The study by a Sydney University academic says the "disturbing" findings suggest the music industry needs to stop "valorizing" bad behavior and destructive lifestyles.
The chances of accidental death for well-known musicians and rock stars were found to be between five and 10 times greater than for the general population. The average musician today lives into their late 50s or early 60s and has a life expectancy that is about 20 years lower than members of the general population.
The study, by Dianna Kenny, a professor of psychology, is believed to be the first population study of performing pop musicians. It examined the lives and deaths of 12,665 musicians and stars from all popular genres who died between 1950 and June 2014. Almost 91 percent of those studied were male.
"The results of this study are disturbing," Professor Kenny wrote on The Conversation website. "Across the seven decades studied, popular musicians' lifespans were up to 25 years shorter than the comparable US population. This is clear evidence that all is not well in pop music land."

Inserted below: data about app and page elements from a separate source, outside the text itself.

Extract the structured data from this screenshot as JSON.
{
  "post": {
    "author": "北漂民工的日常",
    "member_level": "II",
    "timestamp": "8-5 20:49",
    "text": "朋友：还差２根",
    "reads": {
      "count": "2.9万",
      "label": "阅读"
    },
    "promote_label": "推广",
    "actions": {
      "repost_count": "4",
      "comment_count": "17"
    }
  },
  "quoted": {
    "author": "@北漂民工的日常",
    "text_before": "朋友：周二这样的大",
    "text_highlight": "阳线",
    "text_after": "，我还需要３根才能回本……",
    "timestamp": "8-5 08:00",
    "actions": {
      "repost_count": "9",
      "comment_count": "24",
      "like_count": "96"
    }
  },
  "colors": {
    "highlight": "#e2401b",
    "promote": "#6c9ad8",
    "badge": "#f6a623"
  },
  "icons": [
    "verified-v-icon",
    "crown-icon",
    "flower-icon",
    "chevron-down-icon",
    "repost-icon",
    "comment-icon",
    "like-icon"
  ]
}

The study found suicide rates among musicians were between two and seven times greater than in the general population. Homicide rates were up to eight times greater.
On one positive note, however, the study suggested that most musicians live well beyond the age of 27, the age at which numerous stars have died, including Jimi Hendrix, Amy Winehouse, Janis Joplin, and Kurt Cobain.
Professor Kenny said the findings showed the music industry was "a very dangerous place for young people" and should support musicians, particularly those showing signs of stress or suffering from depression.
"The music scene celebrates drugs and promiscuity and valorization of early death, so young musicians who are depressed and suicidal are attracted to these types of environments," she told ABC Radio.
"They are meeting fellow travelers where they amplify each other's suicide, depression, or substance abuse and that gets into an an-out-of-control spiral leading to an early death."